'Tis the Season.
No not of turkey or remembrance but rather of the evil end of term deadlines. As of the 27th I will be done.
I seem to recall someone back in first year explaining law school in the following manner. First year is all about your marks. You basically hibernate focusing solely on somehow beating the elusive curve so that come time to apply for summer jobs you can triumphantly present your straight A marks for all the employers and land the job which you will keep for the next two years and which will eventually lead to an articling and associate position. Then second year when this plan fails for all but 5 or so per cent of you, you can expand your extracurriculars and then reapply for the next summer with those all so important first year marks. By third year you should be employed permanently, your marks no longer matter and you can enjoy coasting through the year before settling into your nice aggressive corporate job.
I'm still waiting for the coasting to start. Don't get me wrong, I really like law school; it's just more of a marathon than a mad dash. Luckily for us there are many fun opportunities and distractions along the way.
I suppose that as this is my first post I should tell you (my mystery reader) a little bit about myself. I'm a 3L Dual JD. I'm Canadian and I grew up in Ottawa. Prior to coming to school here I had never been further South in Ontario than Stratford, let alone down to Michigan. I didn't visit the schools and I had no idea what a nexus card was or that Windsor is the real "South Detroit." I came because the program sounded interesting. Two degrees in three years, why not?
I did my undergrad in Political Studies at Queen's University (Kingston, not Belfast or in New York). I coached downhill skiing throughout my latter years of high school and most of my undergrad. I haven't written a blog since grade 7 or 8 and to be honest I'm not entirely sure where to start.
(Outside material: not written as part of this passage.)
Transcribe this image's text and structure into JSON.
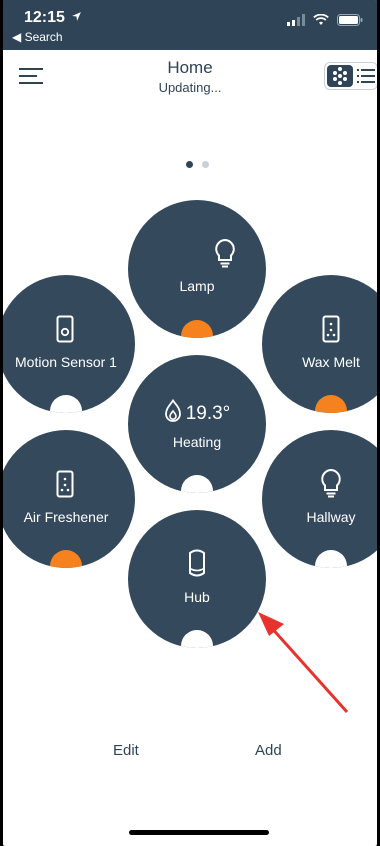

I guess I started talking about end of semester work so I'll start there. The closer I get to the end of law school the more constant the work seems to become. This semester I have 2 exams. That means that all of my other courses are based on term work. UDM has 2 specific upper year course requirements for Dual JD students. We have to take an upper level writing course and 3 credits worth of LFP (Law Firm Program). I fully support both of these requirements; however taking them both in the same semester was not my brightest move. As a Dual JD we regularly take above a full course load (13-18 credit hours), so when I was course planning I figured my measly 17 credit semester shouldn't be too bad. I failed to consider that 10 of those credits are all course work and therefore require that I submit or complete more than 40 different things during the semester. For those of you calculating that's about 3 things a week.
Now that I have completely scared you out of going to law school, my semester is definitely an exception to the rule. It's also proof of why it is important to consider more than just credits in planning your schedule. But beyond all of the academic considerations, it's amazing practice. When I'm out in the real world I know I can handle whatever an associate throws at me; and still have a life. I actually think this is one of the biggest strengths of UDM law. I really do feel prepared for the real world.